My two month adventure with GVI

By Lauren Caleo 2 years ago
Categories Yucatan

I am now halfway through my last week interning with GVI. It has absolutely flown by but I am now able to look back and reflect on the incredible experience I have had. During my time here in Mexico I have volunteered at quite a few different projects. One of which is at the Esculita. It is a special needs school run from a house based near central Playa Del Carmen. Sensory therapy was one of the main therapies I helped with which was used for the students with cerebral palsy. This involved using various different materials ranging from softest to roughest and running it along their skin 10-15 times. This helps the body identify, discriminate and detect sensations to the skin in a more efficient and accurate manner. I also helped the physiotherapist with joint massage, in particular elbows and knees to help reduce the rigidity of the students joints


Going to the special needs school has been very good for my Spanish language skills. I am able to understand a lot of what is said as when speaking to the students everyone speaks quite slowly and often need to repeat themselves to be understood. I really love this project, the ladies who run it are incredible. I was pleasantly surprised I enjoyed working with people with special needs as it has not been an area I have ever experienced working in but it was a very challenging and rewarding experience.


Another project I have volunteered at is the LudotecaOne of the many reasons children attend the Ludoteca is because of “home abandonment”. This is due mainly to both parents needing to work during the day and having to leave the children at home. Childcare is not an established system in Mexico and children are usually looked after by their families.

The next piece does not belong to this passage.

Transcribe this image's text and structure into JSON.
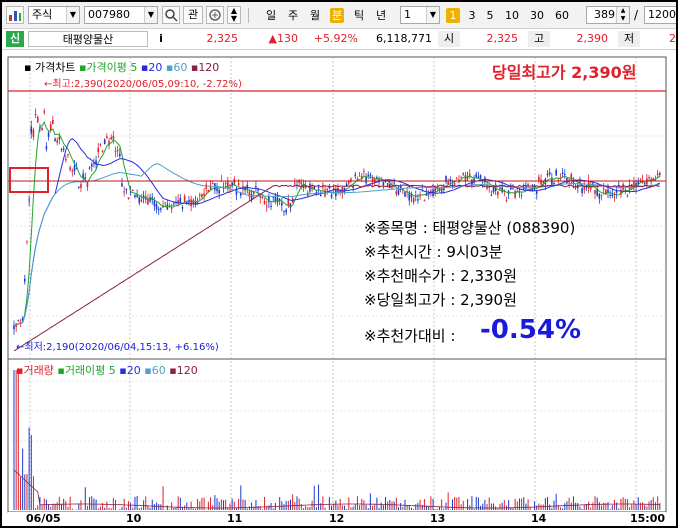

Therefore when their families are at work they are generally left at home alone. 


The Ludoteca is located on the outskirts of town where English is hardly spoken. To be honest the first few days were really challenging with my limited Spanish. If I met a child I had not met before I was so excited because I knew how to ask them their name and how they were, but initially that was the limit of my conversation skills. I could also manage to go through maths homework with a few of them in very broken Spanish. Now that I’ve come to my last week and having had Spanish lessons for the first few weeks I am now a lot more confidence at the Ludoteca and can even manage some conversations!

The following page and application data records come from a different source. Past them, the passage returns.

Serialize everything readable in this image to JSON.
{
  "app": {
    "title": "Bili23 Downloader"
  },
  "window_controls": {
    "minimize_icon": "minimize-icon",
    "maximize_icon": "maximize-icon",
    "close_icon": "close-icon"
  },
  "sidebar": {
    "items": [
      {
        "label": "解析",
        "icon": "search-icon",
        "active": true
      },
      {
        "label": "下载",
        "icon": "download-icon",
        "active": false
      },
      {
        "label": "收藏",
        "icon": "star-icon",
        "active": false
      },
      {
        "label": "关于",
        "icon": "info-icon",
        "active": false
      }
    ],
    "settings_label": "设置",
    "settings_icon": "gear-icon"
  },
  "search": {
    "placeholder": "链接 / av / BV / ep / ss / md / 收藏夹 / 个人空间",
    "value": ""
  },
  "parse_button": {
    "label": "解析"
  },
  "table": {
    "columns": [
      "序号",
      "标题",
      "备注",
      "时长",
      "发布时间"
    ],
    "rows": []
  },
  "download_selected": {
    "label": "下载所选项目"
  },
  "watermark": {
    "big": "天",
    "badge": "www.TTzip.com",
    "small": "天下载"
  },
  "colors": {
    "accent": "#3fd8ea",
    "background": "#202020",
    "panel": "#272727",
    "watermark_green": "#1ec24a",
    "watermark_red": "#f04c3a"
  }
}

My favourite project here in Mexico is called invasores which directly translates to “invaders“. We go and visit the children living illegally on federal land with their families. This land is basically a dump site and families have made houses out of trash and sticks which at first was very confronting. Recently, I have been planning and running the day’s activities which I have thoroughly enjoyed. We teach the children a different topic every weekThe children and their families are so grateful for the time we give as they have so little. This is a community that survives unsupported by the government. Many of the children don’t even go to school. It is so rewarding to help support the children and provide a very basic education for a few hours every week. I have enjoyed my time here at GVI, but now onto my next adventure!